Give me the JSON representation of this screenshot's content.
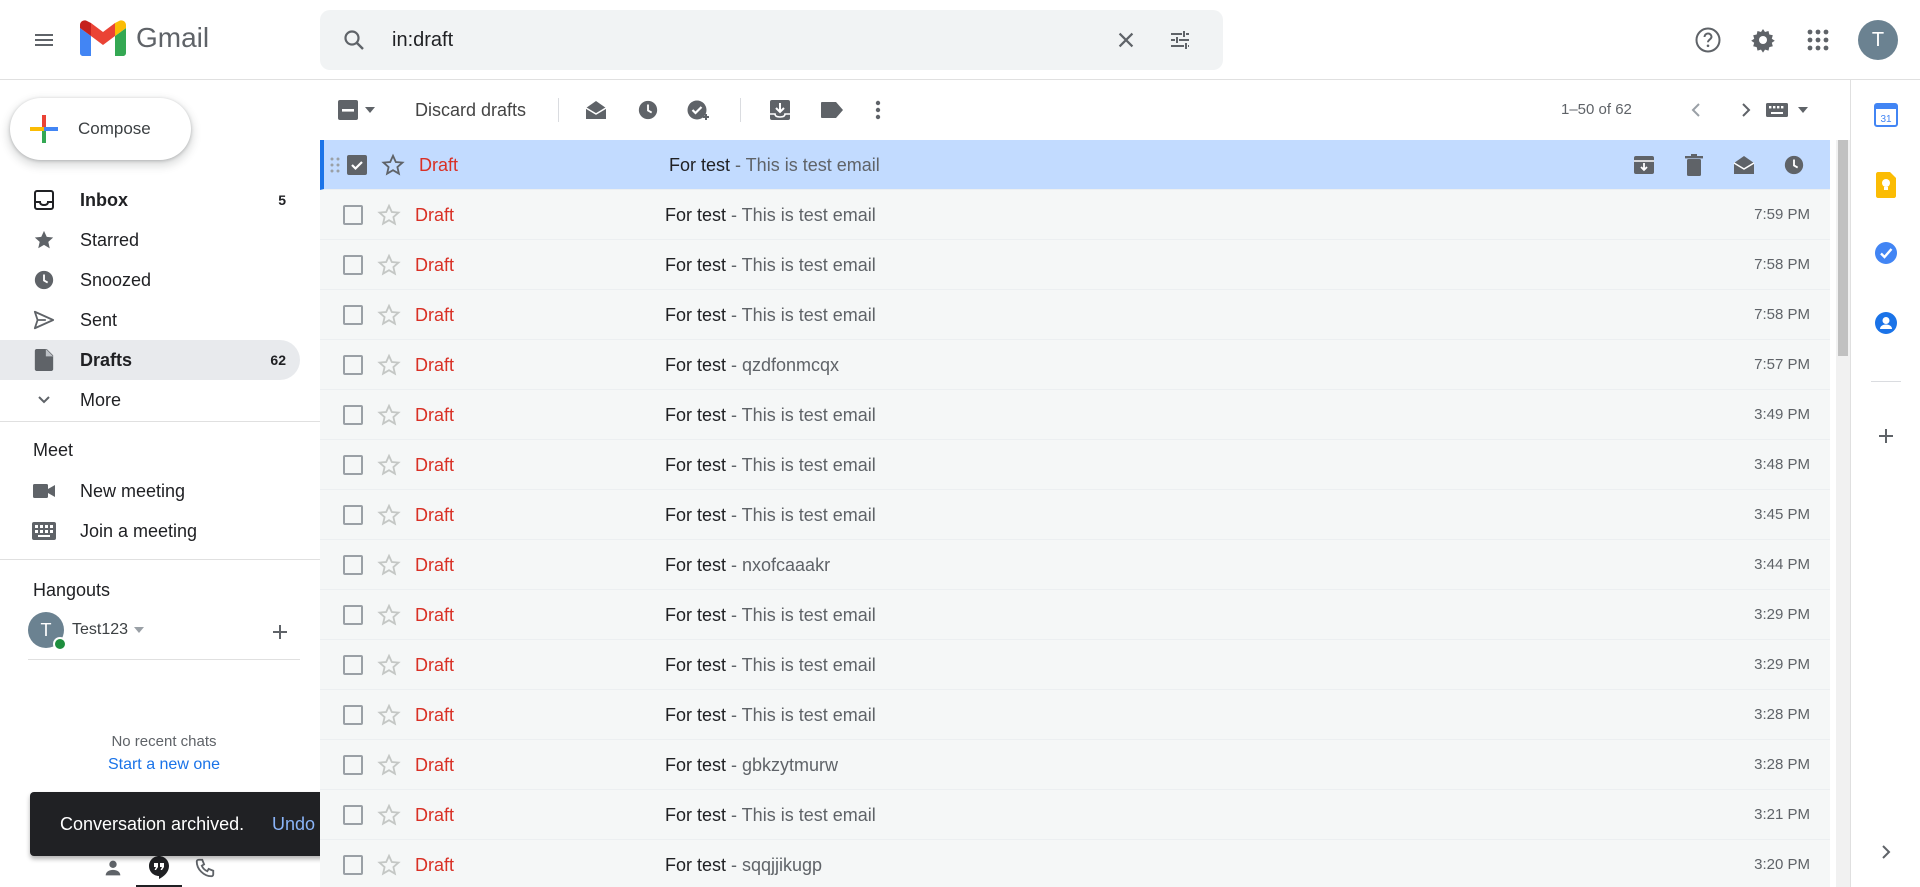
{
  "header": {
    "app_name": "Gmail",
    "search_value": "in:draft",
    "avatar_letter": "T"
  },
  "nav": {
    "compose_label": "Compose",
    "items": [
      {
        "label": "Inbox",
        "count": "5",
        "icon": "inbox-icon"
      },
      {
        "label": "Starred",
        "count": "",
        "icon": "star-icon"
      },
      {
        "label": "Snoozed",
        "count": "",
        "icon": "clock-icon"
      },
      {
        "label": "Sent",
        "count": "",
        "icon": "send-icon"
      },
      {
        "label": "Drafts",
        "count": "62",
        "icon": "draft-icon"
      },
      {
        "label": "More",
        "count": "",
        "icon": "chevron-down-icon"
      }
    ],
    "meet": {
      "title": "Meet",
      "new_meeting": "New meeting",
      "join_meeting": "Join a meeting"
    },
    "hangouts": {
      "title": "Hangouts",
      "user_letter": "T",
      "user_name": "Test123",
      "no_chats": "No recent chats",
      "start_new": "Start a new one"
    }
  },
  "toast": {
    "message": "Conversation archived.",
    "undo": "Undo"
  },
  "toolbar": {
    "discard_label": "Discard drafts",
    "pager": "1–50 of 62"
  },
  "mails": [
    {
      "sender": "Draft",
      "subject": "For test",
      "snippet": " - This is test email",
      "time": ""
    },
    {
      "sender": "Draft",
      "subject": "For test",
      "snippet": " - This is test email",
      "time": "7:59 PM"
    },
    {
      "sender": "Draft",
      "subject": "For test",
      "snippet": " - This is test email",
      "time": "7:58 PM"
    },
    {
      "sender": "Draft",
      "subject": "For test",
      "snippet": " - This is test email",
      "time": "7:58 PM"
    },
    {
      "sender": "Draft",
      "subject": "For test",
      "snippet": " - qzdfonmcqx",
      "time": "7:57 PM"
    },
    {
      "sender": "Draft",
      "subject": "For test",
      "snippet": " - This is test email",
      "time": "3:49 PM"
    },
    {
      "sender": "Draft",
      "subject": "For test",
      "snippet": " - This is test email",
      "time": "3:48 PM"
    },
    {
      "sender": "Draft",
      "subject": "For test",
      "snippet": " - This is test email",
      "time": "3:45 PM"
    },
    {
      "sender": "Draft",
      "subject": "For test",
      "snippet": " - nxofcaaakr",
      "time": "3:44 PM"
    },
    {
      "sender": "Draft",
      "subject": "For test",
      "snippet": " - This is test email",
      "time": "3:29 PM"
    },
    {
      "sender": "Draft",
      "subject": "For test",
      "snippet": " - This is test email",
      "time": "3:29 PM"
    },
    {
      "sender": "Draft",
      "subject": "For test",
      "snippet": " - This is test email",
      "time": "3:28 PM"
    },
    {
      "sender": "Draft",
      "subject": "For test",
      "snippet": " - gbkzytmurw",
      "time": "3:28 PM"
    },
    {
      "sender": "Draft",
      "subject": "For test",
      "snippet": " - This is test email",
      "time": "3:21 PM"
    },
    {
      "sender": "Draft",
      "subject": "For test",
      "snippet": " - sqqjjikugp",
      "time": "3:20 PM"
    }
  ],
  "side_panel": {
    "calendar_day": "31"
  },
  "colors": {
    "accent": "#1a73e8",
    "draft_red": "#d93025",
    "selected_row": "#c2dbff",
    "toast_bg": "#202124"
  }
}
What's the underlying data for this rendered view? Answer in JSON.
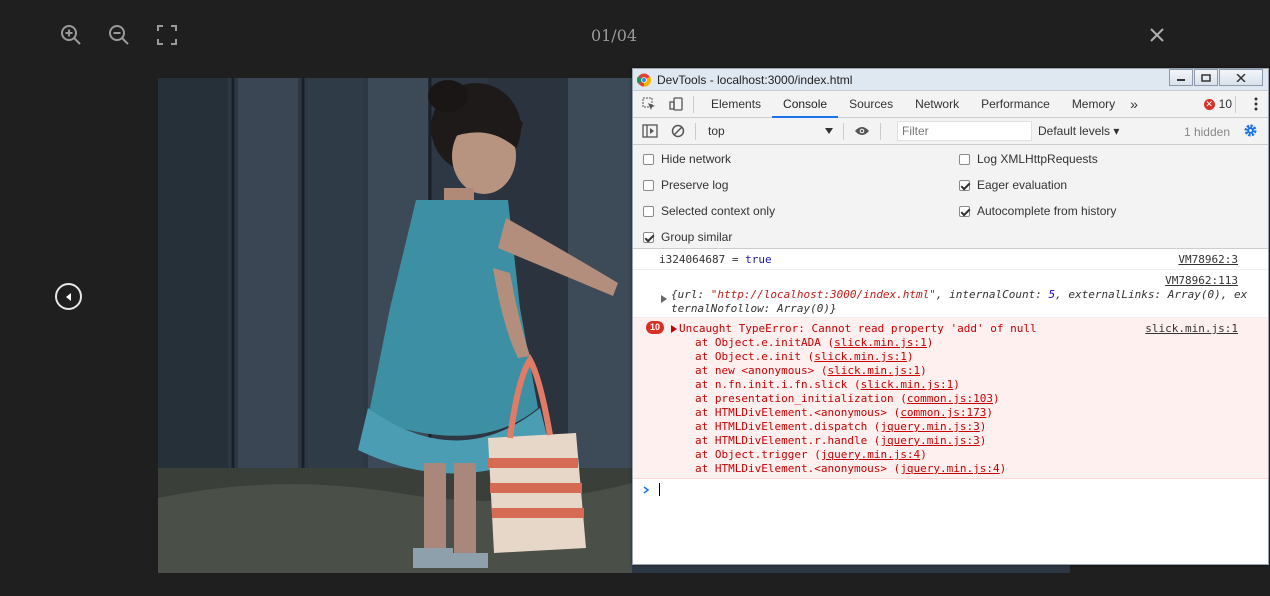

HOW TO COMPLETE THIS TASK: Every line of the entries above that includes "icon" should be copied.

YOUR RESPONSE:
        "icon": "inbox-icon"
        "icon": "star-icon"
        "icon": "clock-icon"
        "icon": "send-icon"
        "icon": "draft-icon"
        "icon": "chevron-down-icon"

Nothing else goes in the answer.